Some Roman authorities consider them a Thracian stock, because of their admixture with an older Thraco-Illyrian population. As early as 175 BC they came into collision with the Romans by assisting Perseus, king of Macedonia; and after Macedonia became a Roman province they were for many years engaged in hostilities with them.

In 135 BC they were defeated by Cosconius in Thrace. In 118 BC, according to a memorial stone discovered near Thessalonic, Sextus Pompeius, probably the grandfather of te~ triumvir, was slain fighting against them near Stobi. In 114 BC they surprised and destroyed the army of Gaius Porcius Cato in the Serbian mountains, but were defeated by Minucius Rufus in 107 BC.

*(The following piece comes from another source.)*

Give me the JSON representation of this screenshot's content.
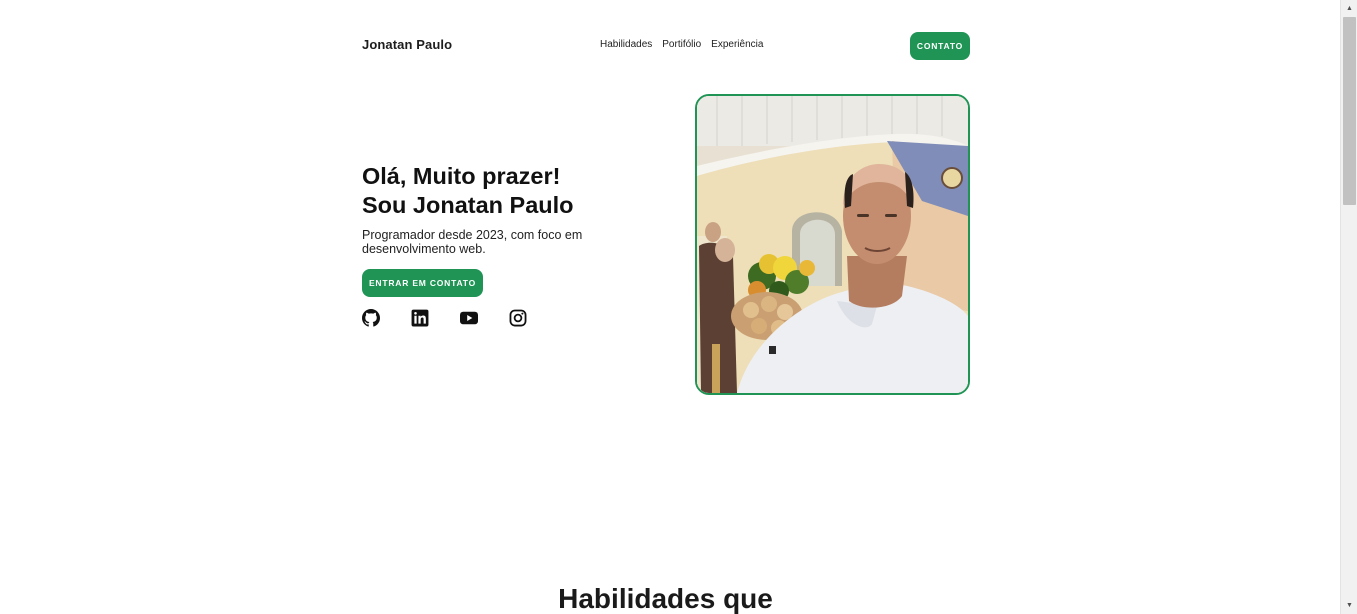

Nevertheless, they still from time to time gave trouble to the Roman governors of Macedonia, whose territory they invaded in combination with the Maedi and Dardani. They even advanced as far as Delphi and plundered the temple; but Lucius Cornelius Scipio Asiaticus finally overcame them in 88 BC and drove them across the Danube. In Strabo's time they had been expelled from the valley of the Danube by the Dacians.